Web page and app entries
===
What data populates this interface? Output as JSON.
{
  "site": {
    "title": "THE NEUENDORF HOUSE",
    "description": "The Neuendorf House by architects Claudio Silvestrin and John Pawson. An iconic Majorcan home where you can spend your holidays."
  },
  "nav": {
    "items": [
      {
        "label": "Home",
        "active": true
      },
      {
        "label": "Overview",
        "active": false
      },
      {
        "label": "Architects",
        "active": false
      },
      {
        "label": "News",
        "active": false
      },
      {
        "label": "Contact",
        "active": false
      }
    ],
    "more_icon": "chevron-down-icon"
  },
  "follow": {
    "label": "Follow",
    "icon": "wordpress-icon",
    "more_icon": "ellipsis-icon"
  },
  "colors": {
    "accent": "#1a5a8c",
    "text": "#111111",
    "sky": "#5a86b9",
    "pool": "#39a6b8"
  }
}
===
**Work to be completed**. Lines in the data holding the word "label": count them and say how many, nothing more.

**Solution to this task**. 6